Deciphering 27-Bit Digital

My project, 27-Bit Digital, launches on Art Blocks, Friday, 19 Feb 2021 @ 9am PST / 5pm GMT


I’ve written about my influences, and had an interview with Jeff Davis about it, so this is a quick guide to what you can find in the randomly generated pieces.

People who know me from the crypto-collectibles / NFT space may be familiar with the rabbit-hole I went down in 2017 when I deciphered the CryptoKitties Genome — so it’s only fitting that I crack the code of my own project, and explain how I’m using 27-bits of random data to create the art pieces.


I’ve mentioned in previous posts that I’ve been fascinated since childhood with these simple patterns that create such a variety of colors and textures. For a piece of generative art, I love that this is a completely random distribution across 12 bits. 3 bits for switching on Red, Green and/or Blue, repeated in a 2x2 pixel pattern.

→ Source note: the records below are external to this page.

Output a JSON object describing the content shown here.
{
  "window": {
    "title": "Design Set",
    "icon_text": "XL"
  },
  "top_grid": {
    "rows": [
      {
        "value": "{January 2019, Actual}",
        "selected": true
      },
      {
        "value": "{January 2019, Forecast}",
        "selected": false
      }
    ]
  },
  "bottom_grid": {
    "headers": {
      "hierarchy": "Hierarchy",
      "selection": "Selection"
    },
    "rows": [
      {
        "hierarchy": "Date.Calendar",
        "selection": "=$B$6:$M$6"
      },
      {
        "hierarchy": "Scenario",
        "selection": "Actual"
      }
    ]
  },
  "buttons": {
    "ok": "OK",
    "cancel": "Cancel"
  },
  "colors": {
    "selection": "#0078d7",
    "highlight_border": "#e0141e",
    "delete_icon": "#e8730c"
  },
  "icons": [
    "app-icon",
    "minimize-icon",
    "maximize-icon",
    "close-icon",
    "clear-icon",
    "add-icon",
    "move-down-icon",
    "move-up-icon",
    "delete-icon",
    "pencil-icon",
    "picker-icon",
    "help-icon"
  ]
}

I’ve given these emergent patterns the following names:

  • Whiteout — White background, glyph is white on white
  • Blackout — Black background without a glyph (ghost)
  • Binary — Black background with a glyph
  • Black & White — Only white pixels used in the pattern
  • Solid — All 4 pixels are the same color
  • Bars — Colors repeat as vertical bars
  • Stripes — Colors repeat as horizontal stripes
  • Scanlines — Single horizontal line of a color alternating with black
  • Checkerboard — 2 colors alternating
  • Pointillist 1 of 3 pixels is a different color
  • Highlighter — I liked how this pattern looked like a yellow highlighter going over a blue highlighter with additive colors, in 4 variants that look like this
  • Mix — All remaining color combinations


A uniform random distribution of 7 bits assigned to a 7-segment display.

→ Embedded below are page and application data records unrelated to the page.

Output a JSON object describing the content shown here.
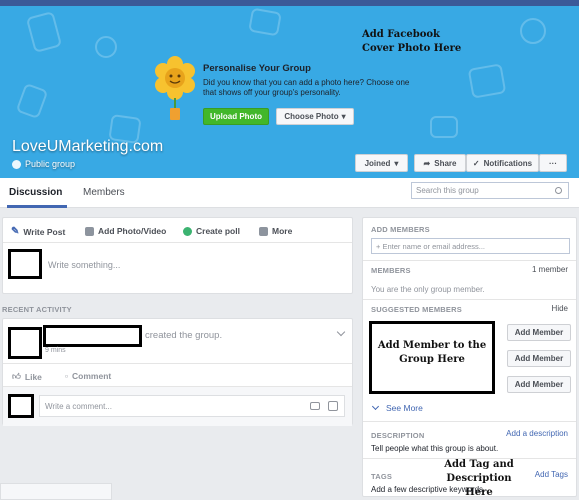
{
  "cover": {
    "note": "Add Facebook Cover Photo Here",
    "promo_title": "Personalise Your Group",
    "promo_text": "Did you know that you can add a photo here? Choose one that shows off your group's personality.",
    "upload_label": "Upload Photo",
    "choose_label": "Choose Photo",
    "group_name": "LoveUMarketing.com",
    "group_type": "Public group",
    "joined_label": "Joined",
    "share_label": "Share",
    "notifications_label": "Notifications",
    "more_label": "···"
  },
  "tabs": {
    "discussion": "Discussion",
    "members": "Members",
    "search_placeholder": "Search this group"
  },
  "composer": {
    "write_post": "Write Post",
    "add_photo": "Add Photo/Video",
    "create_poll": "Create poll",
    "more": "More",
    "placeholder": "Write something..."
  },
  "activity": {
    "label": "RECENT ACTIVITY",
    "post_text": "created the group.",
    "time": "9 mins",
    "like": "Like",
    "comment": "Comment",
    "comment_placeholder": "Write a comment..."
  },
  "sidebar": {
    "add_members_heading": "ADD MEMBERS",
    "add_input_placeholder": "+ Enter name or email address...",
    "members_heading": "MEMBERS",
    "member_count": "1 member",
    "only_member_text": "You are the only group member.",
    "suggested_heading": "SUGGESTED MEMBERS",
    "hide_label": "Hide",
    "add_member_label": "Add Member",
    "member_note": "Add Member to the Group Here",
    "see_more": "See More",
    "description_heading": "DESCRIPTION",
    "add_description": "Add a description",
    "description_text": "Tell people what this group is about.",
    "tags_heading": "TAGS",
    "add_tags": "Add Tags",
    "tags_text": "Add a few descriptive keywords.",
    "tag_note": "Add Tag and Description Here"
  },
  "colors": {
    "brand_blue": "#3b5998",
    "cover_blue": "#38a9e4",
    "upload_green": "#42b72a",
    "link_blue": "#4267b2"
  }
}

I’ve given names to the ones that resemble numbers and letters:


Resembling letters in the alphabet: A, b, C, d, E, f, h, J, L, n, P, U, X, Y

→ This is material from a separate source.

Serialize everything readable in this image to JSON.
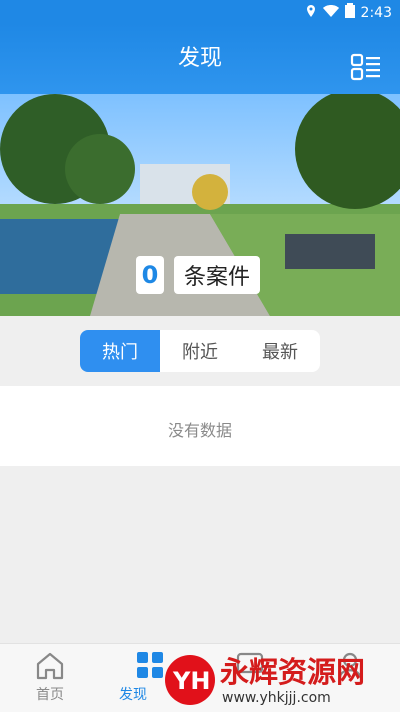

Can work equally as a letter or a number: 1 or l, 0 or O, 5 or S


Resembling numbers: 2,3,4,6,7,8,9,11


This is a little bit autobiographical. As a kid, I used to write sci-fi stories, and when I chose the name of a robot or an AI character, I would use ‘OTTO’ because of how it resembles a binary number, 0110.

So I thought it would be fitting for a robotic face glyph.


This is the only part of the project which does not use uniform random distribution, but instead selects from the next 8 bits to choose the density of the pattern.

  • LoRes — Each ‘pixel’ is 32x32 in size, making it ‘chunkier’
  • VGA — 16x16 size
  • HiRes — 8x8 size

Patterns (12 bits) + Glyphs (7 bits) + Resolution (8 bits) = 27-Bit Digital

Second in a series about my upcoming blockchain collectible Art Blocks project, 27-Bit Digital.

My project launches Friday, 19 Feb 2021 @ 9am PST / 5pm GMT

Further reading about 27-Bit Digital



Get the Medium app

A button that says 'Download on the App Store', and if clicked it will lead you to the iOS App store
A button that says 'Get it on, Google Play', and if clicked it will lead you to the Google Play store


#Web3 #Film3 #Media3: @mxtterart • Created @MeebitsDAO • EP @newherexyz • Cracked @CryptoKitties ,2017 • Prev. Netflix, Sony • Follow @kaigani